Diane,
No! Don’t measure the microfilm BOXES, measure the length of a roll of microfilm! We want to know the number of FEET of microfilm (okay, others in the world will want to know meters) and how far that will take us to the moon. So how long is a roll of microfilm?

P.S. Please take a look at my new California Genealogical Society blog — you started me on my journey:

http://calgensoc.blogspot.com/2007/11/experiment.html

2. ##### Jeff

If a standard roll of microfilm is 2000 feet, I think you’ve got about 909,000 miles of film there… that’s almost enough to go the 238,857 miles to the moon and back — TWICE.

3. ##### Diane

Hi! Congratulations on starting your blog, Kathryn! I can’t claim to have done the math here–that was our assistant editor, Grace.

I have to admit we took the easy way out and measured the boxes, since there’s no telling how long each reel’s film is. Unless the FHL keeps track–anyone know? Or maybe someone could average the diameter of a bunch of rolls and come up with a formula for film length based on that? Jeff, how did you arrive at 2,000 feet per roll?

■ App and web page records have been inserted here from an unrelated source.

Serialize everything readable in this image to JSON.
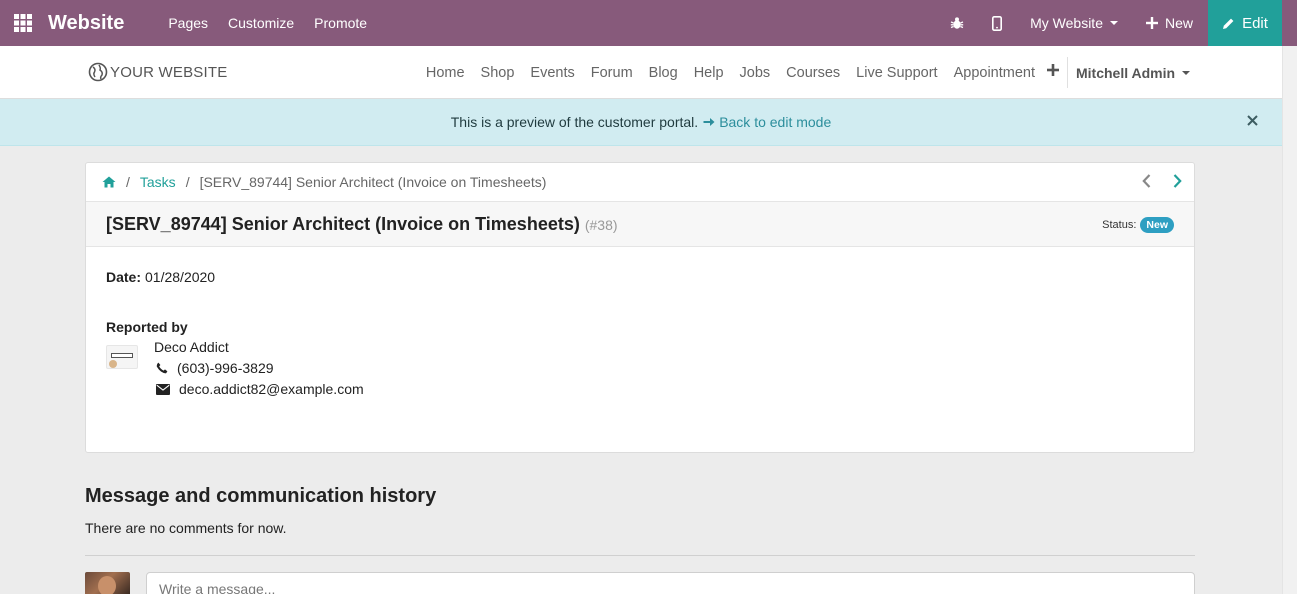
{
  "topbar": {
    "brand": "Website",
    "menu": [
      "Pages",
      "Customize",
      "Promote"
    ],
    "website_selector": "My Website",
    "new_label": "New",
    "edit_label": "Edit",
    "color": "#875a7b",
    "edit_color": "#21a09a"
  },
  "site": {
    "logo_text": "YOUR WEBSITE",
    "nav": [
      "Home",
      "Shop",
      "Events",
      "Forum",
      "Blog",
      "Help",
      "Jobs",
      "Courses",
      "Live Support",
      "Appointment"
    ],
    "user": "Mitchell Admin"
  },
  "alert": {
    "text": "This is a preview of the customer portal.",
    "link": "Back to edit mode"
  },
  "breadcrumb": {
    "tasks": "Tasks",
    "sep": "/",
    "current": "[SERV_89744] Senior Architect (Invoice on Timesheets)"
  },
  "task": {
    "title": "[SERV_89744] Senior Architect (Invoice on Timesheets)",
    "ref": "(#38)",
    "status_label": "Status:",
    "status": "New",
    "status_color": "#2e9fc2",
    "date_label": "Date:",
    "date": "01/28/2020",
    "reported_by_label": "Reported by",
    "contact": {
      "name": "Deco Addict",
      "phone": "(603)-996-3829",
      "email": "deco.addict82@example.com"
    }
  },
  "history": {
    "title": "Message and communication history",
    "empty": "There are no comments for now.",
    "input_placeholder": "Write a message..."
  }
}
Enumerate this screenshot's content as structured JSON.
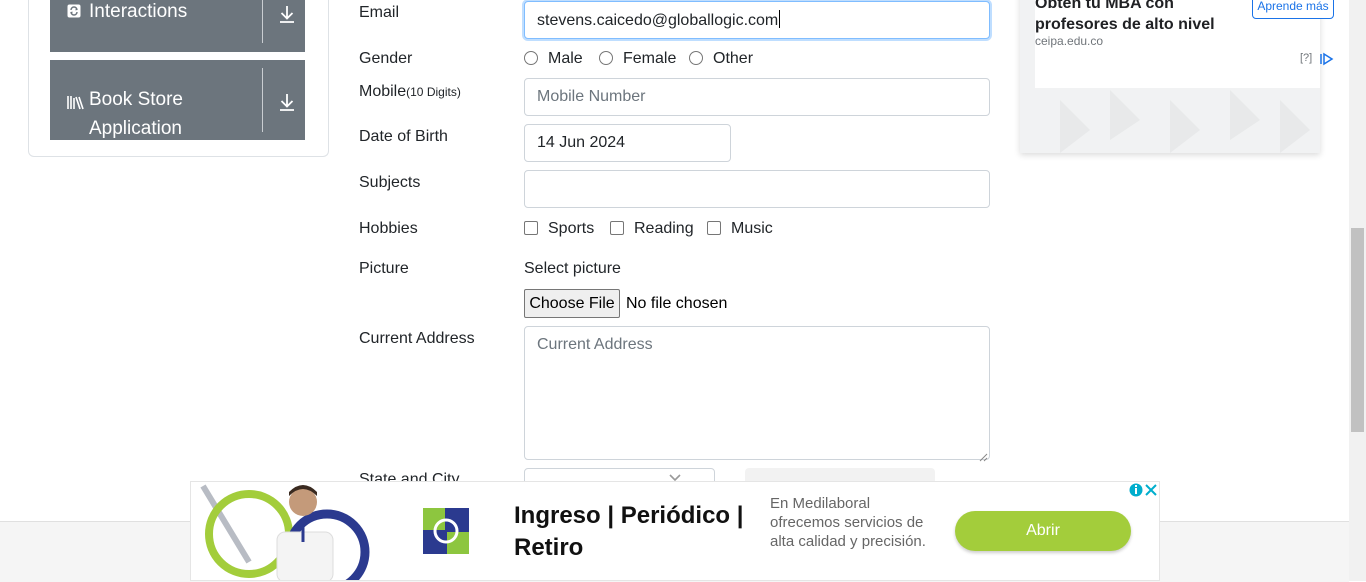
{
  "sidebar": {
    "groups": [
      {
        "label": "Interactions",
        "icon": "refresh-icon"
      },
      {
        "label_line1": "Book Store",
        "label_line2": "Application",
        "icon": "books-icon"
      }
    ]
  },
  "form": {
    "email": {
      "label": "Email",
      "value": "stevens.caicedo@globallogic.com"
    },
    "gender": {
      "label": "Gender",
      "options": [
        "Male",
        "Female",
        "Other"
      ]
    },
    "mobile": {
      "label": "Mobile",
      "hint": "(10 Digits)",
      "placeholder": "Mobile Number"
    },
    "dob": {
      "label": "Date of Birth",
      "value": "14 Jun 2024"
    },
    "subjects": {
      "label": "Subjects",
      "value": ""
    },
    "hobbies": {
      "label": "Hobbies",
      "options": [
        "Sports",
        "Reading",
        "Music"
      ]
    },
    "picture": {
      "label": "Picture",
      "caption": "Select picture",
      "button": "Choose File",
      "status": "No file chosen"
    },
    "address": {
      "label": "Current Address",
      "placeholder": "Current Address"
    },
    "state_city": {
      "label": "State and City"
    }
  },
  "ad_card": {
    "title_line1": "Obtén tu MBA con",
    "title_line2": "profesores de alto nivel",
    "domain": "ceipa.edu.co",
    "button": "Aprende más",
    "info": "[?]",
    "colors": {
      "accent": "#1a73e8"
    }
  },
  "bottom_ad": {
    "headline": "Ingreso | Periódico | Retiro",
    "description": "En Medilaboral ofrecemos servicios de alta calidad y precisión.",
    "button": "Abrir",
    "colors": {
      "button": "#a3cd3b",
      "logo_blue": "#2b3a8f",
      "logo_green": "#8dc63f"
    }
  },
  "colors": {
    "sidebar_group": "#6c757d",
    "focus_border": "#80bdff"
  }
}
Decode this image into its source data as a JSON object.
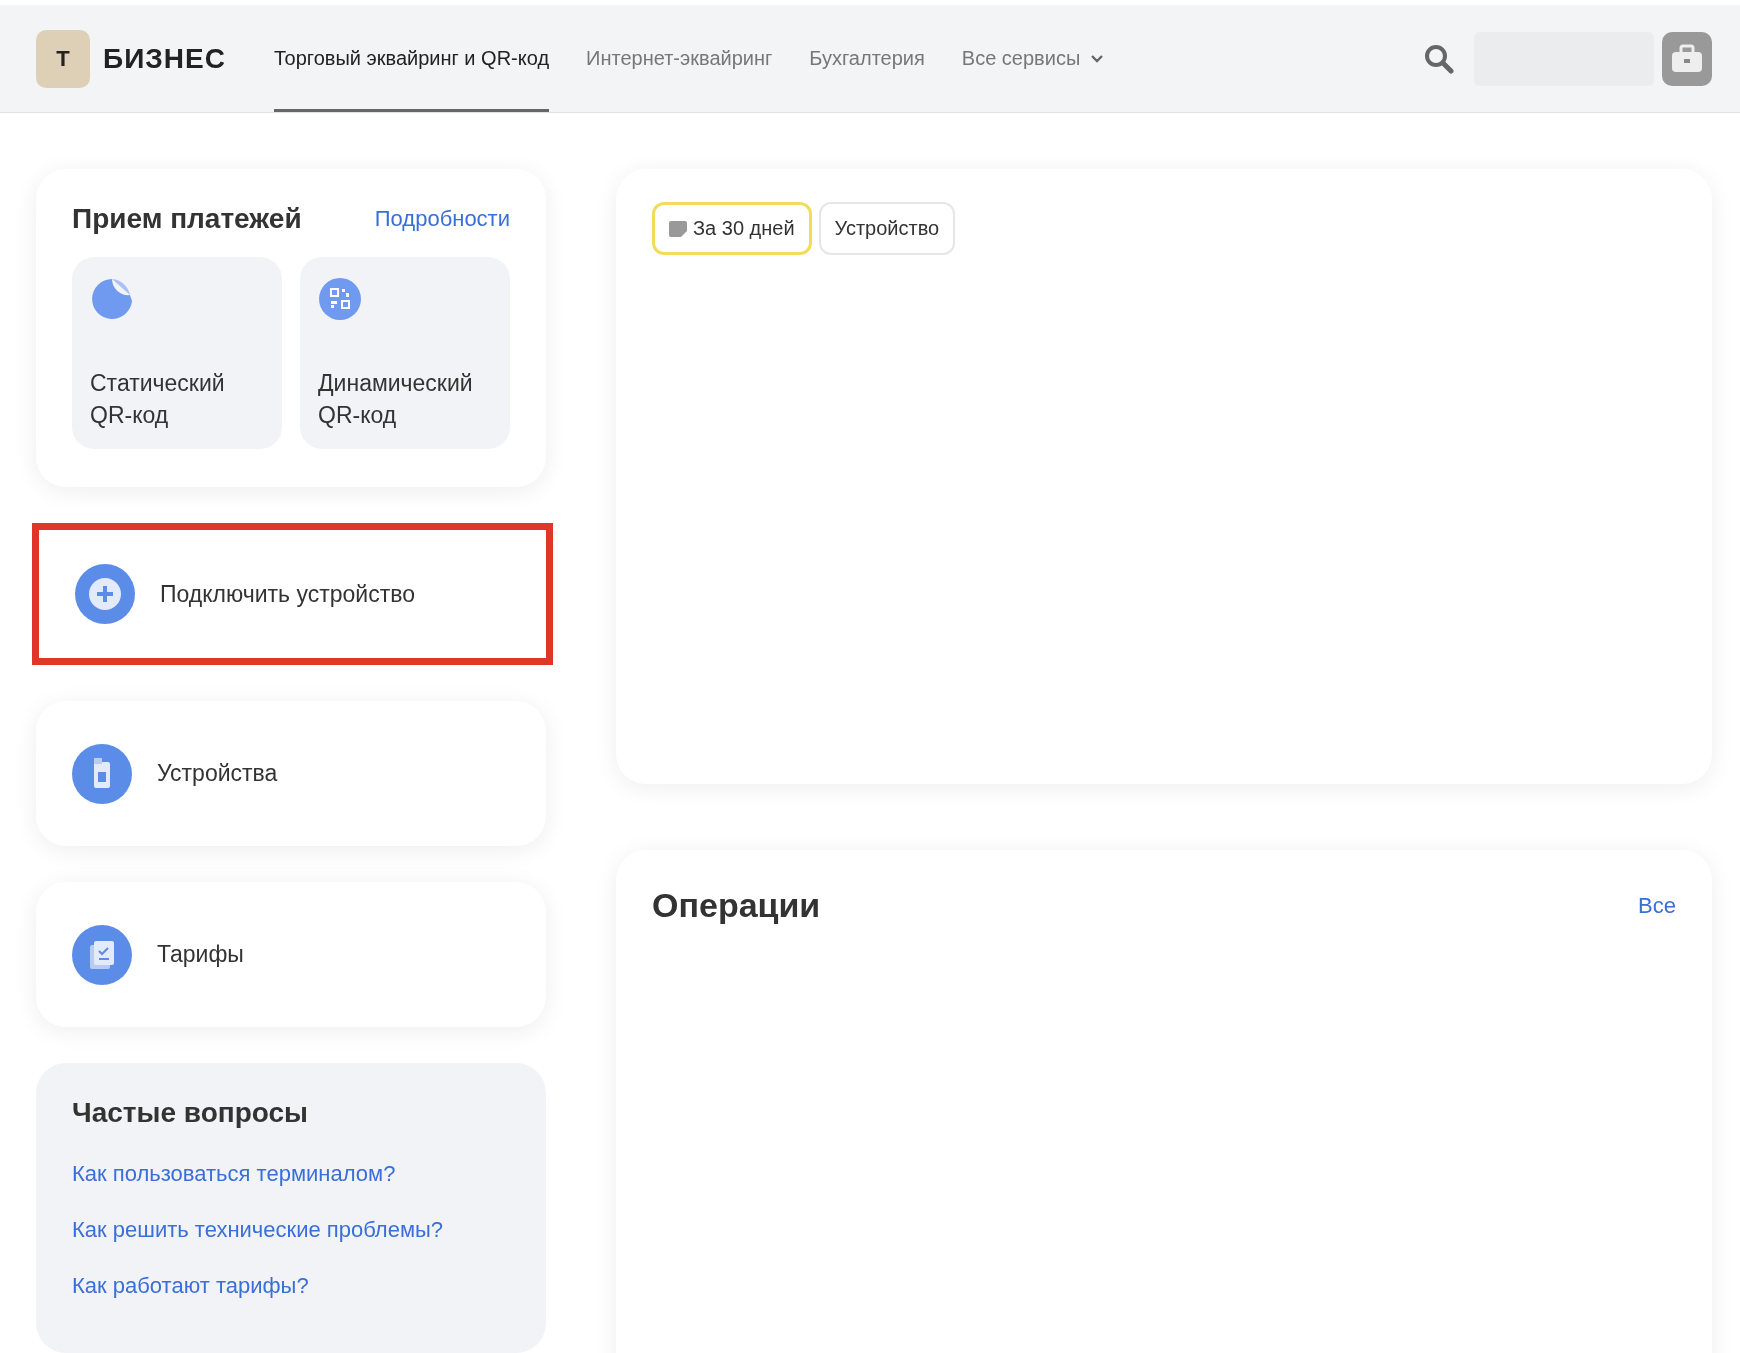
{
  "header": {
    "logo_letter": "Т",
    "brand": "БИЗНЕС",
    "tabs": [
      {
        "label": "Торговый эквайринг и QR-код",
        "selected": true
      },
      {
        "label": "Интернет-эквайринг",
        "selected": false
      },
      {
        "label": "Бухгалтерия",
        "selected": false
      },
      {
        "label": "Все сервисы",
        "selected": false,
        "kind": "dropdown"
      }
    ]
  },
  "payments": {
    "title": "Прием платежей",
    "link": "Подробности",
    "tiles": [
      {
        "kind": "sticker",
        "label": "Статический QR-код"
      },
      {
        "kind": "qr",
        "label": "Динамический QR-код"
      }
    ]
  },
  "actions": [
    {
      "kind": "plus",
      "label": "Подключить устройство",
      "highlighted": true
    },
    {
      "kind": "device",
      "label": "Устройства",
      "highlighted": false
    },
    {
      "kind": "tariff",
      "label": "Тарифы",
      "highlighted": false
    }
  ],
  "faq": {
    "title": "Частые вопросы",
    "links": [
      "Как пользоваться терминалом?",
      "Как решить технические проблемы?",
      "Как работают тарифы?"
    ]
  },
  "filters": [
    {
      "label": "За 30 дней",
      "selected": true,
      "kind": "calendar"
    },
    {
      "label": "Устройство",
      "selected": false
    }
  ],
  "operations": {
    "title": "Операции",
    "link": "Все"
  }
}
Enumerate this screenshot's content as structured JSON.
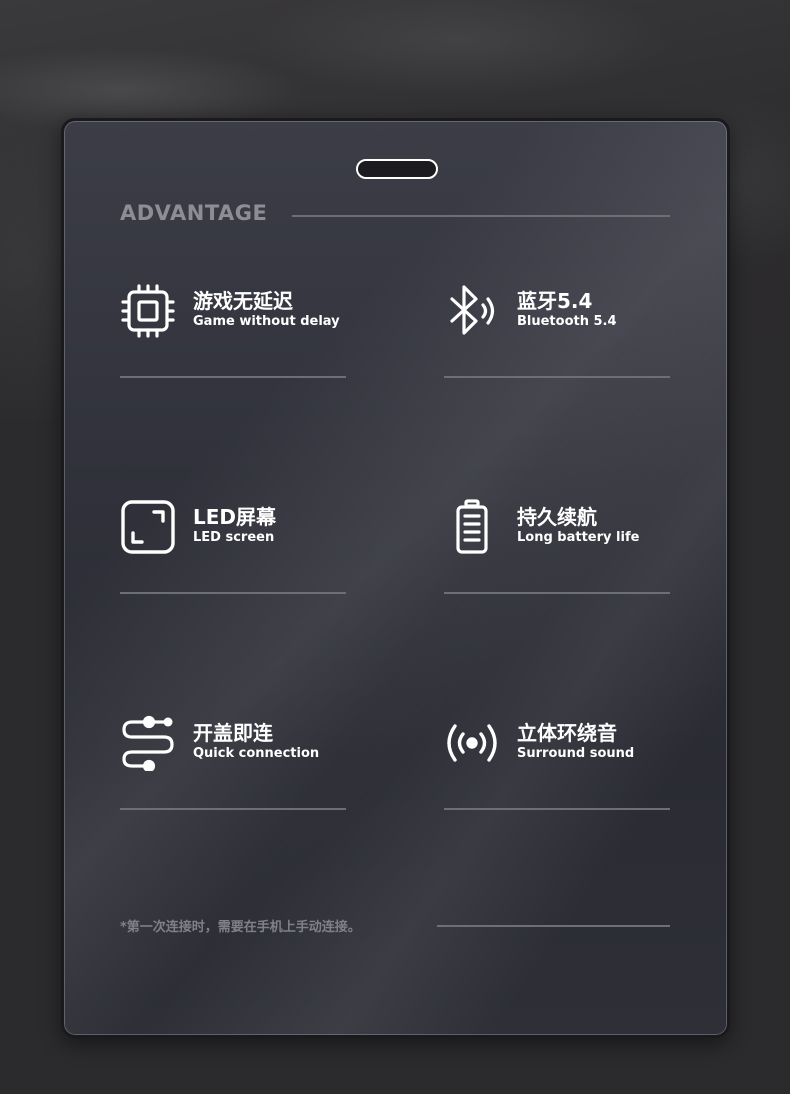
{
  "heading": "ADVANTAGE",
  "features": [
    {
      "title": "游戏无延迟",
      "subtitle": "Game without delay",
      "icon": "chip-icon"
    },
    {
      "title": "蓝牙5.4",
      "subtitle": "Bluetooth 5.4",
      "icon": "bluetooth-icon"
    },
    {
      "title": "LED屏幕",
      "subtitle": "LED screen",
      "icon": "screen-icon"
    },
    {
      "title": "持久续航",
      "subtitle": "Long battery life",
      "icon": "battery-icon"
    },
    {
      "title": "开盖即连",
      "subtitle": "Quick connection",
      "icon": "connection-icon"
    },
    {
      "title": "立体环绕音",
      "subtitle": "Surround sound",
      "icon": "surround-sound-icon"
    }
  ],
  "footnote": "*第一次连接时，需要在手机上手动连接。",
  "colors": {
    "background": "#2b2a2c",
    "card": "#30313a",
    "heading": "#8d8e95",
    "text": "#ffffff",
    "rule": "#6d6e76"
  }
}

If anyone wants to go do the measuring, we’ll provide the tape measure:)